◆ **Records provided**:
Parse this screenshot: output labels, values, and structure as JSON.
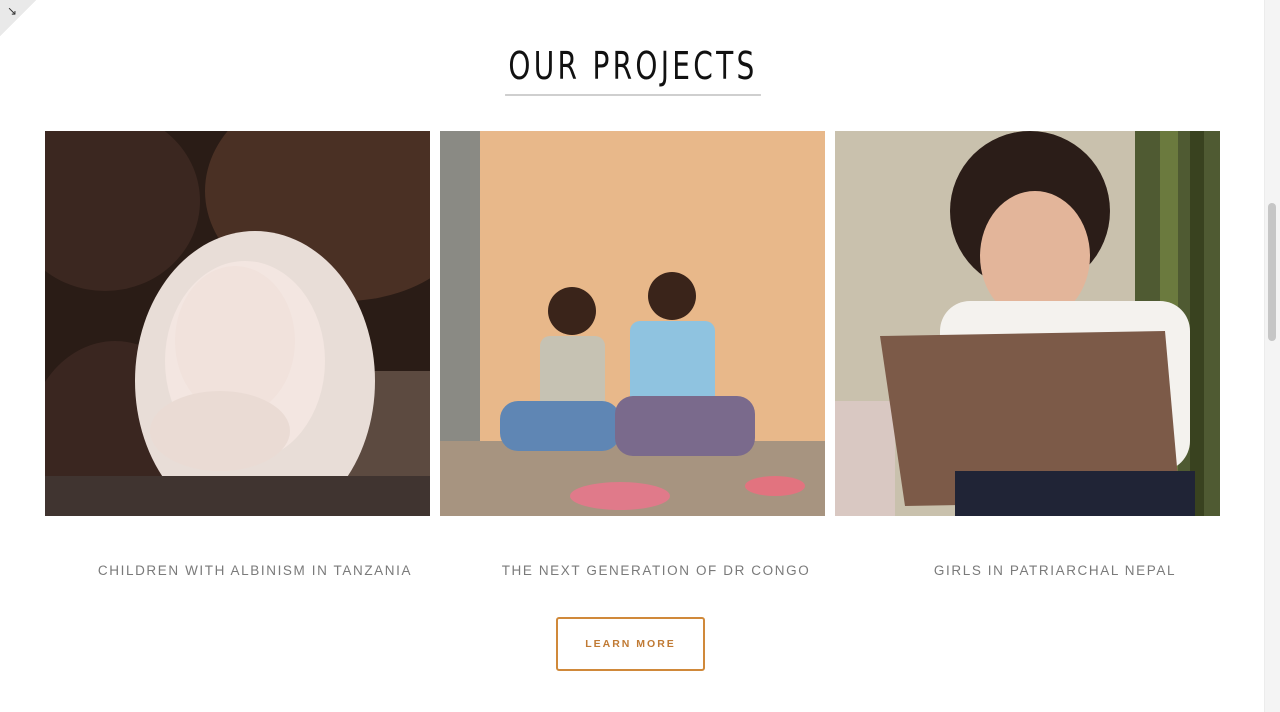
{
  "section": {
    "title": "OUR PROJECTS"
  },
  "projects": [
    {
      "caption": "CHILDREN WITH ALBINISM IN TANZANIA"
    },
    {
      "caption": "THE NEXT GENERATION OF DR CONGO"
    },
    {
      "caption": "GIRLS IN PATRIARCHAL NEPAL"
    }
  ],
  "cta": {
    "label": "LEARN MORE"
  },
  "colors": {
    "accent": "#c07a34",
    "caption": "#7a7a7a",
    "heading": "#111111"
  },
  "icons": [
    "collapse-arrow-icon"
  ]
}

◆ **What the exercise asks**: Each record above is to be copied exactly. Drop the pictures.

◆ **Exercise response**:
Parse this screenshot: output labels, values, and structure as JSON.
{
  "section": {
    "title": "OUR PROJECTS"
  },
  "projects": [
    {
      "caption": "CHILDREN WITH ALBINISM IN TANZANIA"
    },
    {
      "caption": "THE NEXT GENERATION OF DR CONGO"
    },
    {
      "caption": "GIRLS IN PATRIARCHAL NEPAL"
    }
  ],
  "cta": {
    "label": "LEARN MORE"
  },
  "colors": {
    "accent": "#c07a34",
    "caption": "#7a7a7a",
    "heading": "#111111"
  },
  "icons": [
    "collapse-arrow-icon"
  ]
}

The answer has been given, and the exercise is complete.